ABOUT THIS EXERCISE -
Retrieve every line from the records in which the word "likes" occurs.

TASK INPUTS -
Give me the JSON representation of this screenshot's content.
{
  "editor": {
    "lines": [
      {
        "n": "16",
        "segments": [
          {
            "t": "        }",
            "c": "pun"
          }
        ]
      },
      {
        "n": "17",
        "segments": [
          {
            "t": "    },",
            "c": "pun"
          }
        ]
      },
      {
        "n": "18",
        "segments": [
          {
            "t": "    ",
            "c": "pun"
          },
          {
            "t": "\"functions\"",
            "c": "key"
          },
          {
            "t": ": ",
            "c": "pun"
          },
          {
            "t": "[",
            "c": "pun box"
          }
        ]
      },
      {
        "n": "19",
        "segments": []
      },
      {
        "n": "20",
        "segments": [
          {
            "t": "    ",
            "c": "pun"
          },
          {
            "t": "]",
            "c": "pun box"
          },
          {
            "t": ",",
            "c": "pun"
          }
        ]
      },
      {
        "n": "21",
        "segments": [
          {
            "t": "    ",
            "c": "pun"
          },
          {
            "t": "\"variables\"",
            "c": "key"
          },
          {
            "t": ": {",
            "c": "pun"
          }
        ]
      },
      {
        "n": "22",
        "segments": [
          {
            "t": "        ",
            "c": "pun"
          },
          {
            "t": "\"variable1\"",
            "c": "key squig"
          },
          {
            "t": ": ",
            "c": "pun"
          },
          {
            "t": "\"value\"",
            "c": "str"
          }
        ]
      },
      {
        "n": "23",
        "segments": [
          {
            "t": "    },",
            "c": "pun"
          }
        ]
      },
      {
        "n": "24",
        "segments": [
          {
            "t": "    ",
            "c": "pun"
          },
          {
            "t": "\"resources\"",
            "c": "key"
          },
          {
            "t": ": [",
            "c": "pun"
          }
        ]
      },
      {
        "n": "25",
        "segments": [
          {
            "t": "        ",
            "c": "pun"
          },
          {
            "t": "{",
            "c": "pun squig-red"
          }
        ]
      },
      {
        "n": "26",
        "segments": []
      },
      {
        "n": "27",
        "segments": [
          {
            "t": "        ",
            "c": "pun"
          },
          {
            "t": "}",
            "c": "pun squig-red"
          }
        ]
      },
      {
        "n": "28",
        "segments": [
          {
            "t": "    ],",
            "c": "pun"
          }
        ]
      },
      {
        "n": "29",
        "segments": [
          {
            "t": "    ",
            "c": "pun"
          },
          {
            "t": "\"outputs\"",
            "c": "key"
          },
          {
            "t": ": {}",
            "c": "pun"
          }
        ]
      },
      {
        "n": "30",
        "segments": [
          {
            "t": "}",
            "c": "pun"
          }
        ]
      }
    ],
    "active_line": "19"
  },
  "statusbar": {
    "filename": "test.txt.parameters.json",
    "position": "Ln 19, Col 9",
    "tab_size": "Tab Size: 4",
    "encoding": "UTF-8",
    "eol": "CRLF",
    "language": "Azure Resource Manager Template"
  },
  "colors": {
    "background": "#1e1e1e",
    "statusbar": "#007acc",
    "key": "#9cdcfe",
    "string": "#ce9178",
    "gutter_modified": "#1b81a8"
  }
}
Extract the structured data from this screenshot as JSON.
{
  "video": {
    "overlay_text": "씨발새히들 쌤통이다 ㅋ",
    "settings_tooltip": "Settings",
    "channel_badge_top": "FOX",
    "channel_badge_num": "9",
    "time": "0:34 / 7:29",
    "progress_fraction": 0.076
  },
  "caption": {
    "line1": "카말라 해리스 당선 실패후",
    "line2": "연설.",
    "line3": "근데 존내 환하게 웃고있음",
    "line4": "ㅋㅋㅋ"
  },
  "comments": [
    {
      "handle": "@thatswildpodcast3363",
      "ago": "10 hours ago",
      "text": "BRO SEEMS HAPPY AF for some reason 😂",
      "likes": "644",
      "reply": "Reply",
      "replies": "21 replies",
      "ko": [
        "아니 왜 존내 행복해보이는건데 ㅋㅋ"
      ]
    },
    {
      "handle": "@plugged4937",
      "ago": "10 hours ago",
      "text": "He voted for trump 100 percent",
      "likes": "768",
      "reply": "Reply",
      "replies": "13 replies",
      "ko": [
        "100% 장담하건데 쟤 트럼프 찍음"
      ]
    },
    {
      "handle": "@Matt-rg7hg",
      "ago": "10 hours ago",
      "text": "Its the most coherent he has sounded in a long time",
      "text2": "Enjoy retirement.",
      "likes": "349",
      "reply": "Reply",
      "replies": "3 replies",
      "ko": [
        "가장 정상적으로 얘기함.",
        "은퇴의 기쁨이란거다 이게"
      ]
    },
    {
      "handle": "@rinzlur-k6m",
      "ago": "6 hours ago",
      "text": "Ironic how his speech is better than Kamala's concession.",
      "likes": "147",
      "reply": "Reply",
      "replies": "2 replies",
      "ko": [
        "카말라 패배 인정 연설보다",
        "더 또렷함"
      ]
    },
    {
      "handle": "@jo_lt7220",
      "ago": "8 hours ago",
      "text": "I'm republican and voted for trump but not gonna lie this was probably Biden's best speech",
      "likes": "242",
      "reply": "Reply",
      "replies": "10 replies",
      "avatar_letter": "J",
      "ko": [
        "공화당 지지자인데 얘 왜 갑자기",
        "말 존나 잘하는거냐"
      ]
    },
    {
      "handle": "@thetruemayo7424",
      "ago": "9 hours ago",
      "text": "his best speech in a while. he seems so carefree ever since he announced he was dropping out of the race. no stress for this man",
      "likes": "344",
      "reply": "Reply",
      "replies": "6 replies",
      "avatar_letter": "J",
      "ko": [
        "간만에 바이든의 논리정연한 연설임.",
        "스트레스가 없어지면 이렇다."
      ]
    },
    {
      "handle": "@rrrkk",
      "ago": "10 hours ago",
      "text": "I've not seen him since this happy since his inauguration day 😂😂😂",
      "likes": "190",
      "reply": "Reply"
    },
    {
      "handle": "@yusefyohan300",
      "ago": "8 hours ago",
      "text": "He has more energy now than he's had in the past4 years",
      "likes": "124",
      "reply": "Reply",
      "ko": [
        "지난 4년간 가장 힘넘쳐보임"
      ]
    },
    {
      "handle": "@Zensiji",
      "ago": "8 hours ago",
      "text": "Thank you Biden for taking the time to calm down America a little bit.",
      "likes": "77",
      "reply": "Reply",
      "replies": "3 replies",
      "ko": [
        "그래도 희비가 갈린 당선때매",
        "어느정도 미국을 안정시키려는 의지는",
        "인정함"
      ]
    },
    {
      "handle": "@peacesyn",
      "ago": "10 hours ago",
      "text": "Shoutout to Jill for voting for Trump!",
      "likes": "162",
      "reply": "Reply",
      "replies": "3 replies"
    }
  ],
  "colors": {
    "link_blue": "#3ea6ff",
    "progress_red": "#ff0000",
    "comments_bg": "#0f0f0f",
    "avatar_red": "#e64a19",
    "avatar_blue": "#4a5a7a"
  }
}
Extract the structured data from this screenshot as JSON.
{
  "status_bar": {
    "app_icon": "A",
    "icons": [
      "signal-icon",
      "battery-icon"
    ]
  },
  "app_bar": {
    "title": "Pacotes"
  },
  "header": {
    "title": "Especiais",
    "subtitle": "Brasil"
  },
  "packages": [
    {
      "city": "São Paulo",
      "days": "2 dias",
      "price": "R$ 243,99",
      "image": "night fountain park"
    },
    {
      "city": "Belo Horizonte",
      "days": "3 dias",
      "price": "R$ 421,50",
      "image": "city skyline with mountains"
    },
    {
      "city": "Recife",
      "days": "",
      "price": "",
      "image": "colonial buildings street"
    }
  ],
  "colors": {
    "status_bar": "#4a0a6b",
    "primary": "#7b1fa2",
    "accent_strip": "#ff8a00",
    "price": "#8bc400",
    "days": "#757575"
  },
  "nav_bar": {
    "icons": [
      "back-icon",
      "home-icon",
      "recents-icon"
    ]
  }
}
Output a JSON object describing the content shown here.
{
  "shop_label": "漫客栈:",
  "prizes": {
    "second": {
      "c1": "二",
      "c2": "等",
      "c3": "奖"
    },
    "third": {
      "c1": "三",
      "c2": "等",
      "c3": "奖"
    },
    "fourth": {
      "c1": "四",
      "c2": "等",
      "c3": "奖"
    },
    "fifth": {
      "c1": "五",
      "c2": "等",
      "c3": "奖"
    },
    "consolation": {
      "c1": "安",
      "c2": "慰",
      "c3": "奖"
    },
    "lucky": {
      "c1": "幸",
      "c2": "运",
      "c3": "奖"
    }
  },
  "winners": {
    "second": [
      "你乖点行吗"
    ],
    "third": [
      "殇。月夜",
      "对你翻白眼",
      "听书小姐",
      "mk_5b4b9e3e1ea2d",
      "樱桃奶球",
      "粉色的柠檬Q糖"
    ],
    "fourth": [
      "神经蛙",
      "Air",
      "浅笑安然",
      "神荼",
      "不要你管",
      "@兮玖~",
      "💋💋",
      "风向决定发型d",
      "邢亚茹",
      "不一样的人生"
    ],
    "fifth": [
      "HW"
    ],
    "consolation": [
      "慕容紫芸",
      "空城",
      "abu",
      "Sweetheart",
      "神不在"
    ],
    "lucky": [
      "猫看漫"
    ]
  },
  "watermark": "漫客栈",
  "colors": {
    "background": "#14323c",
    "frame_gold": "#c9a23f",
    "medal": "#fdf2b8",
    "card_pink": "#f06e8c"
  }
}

RESPONSE BOX -
      "likes": "644",
      "likes": "768",
      "likes": "349",
      "likes": "147",
      "likes": "242",
      "likes": "344",
      "likes": "190",
      "likes": "124",
      "likes": "77",
      "likes": "162",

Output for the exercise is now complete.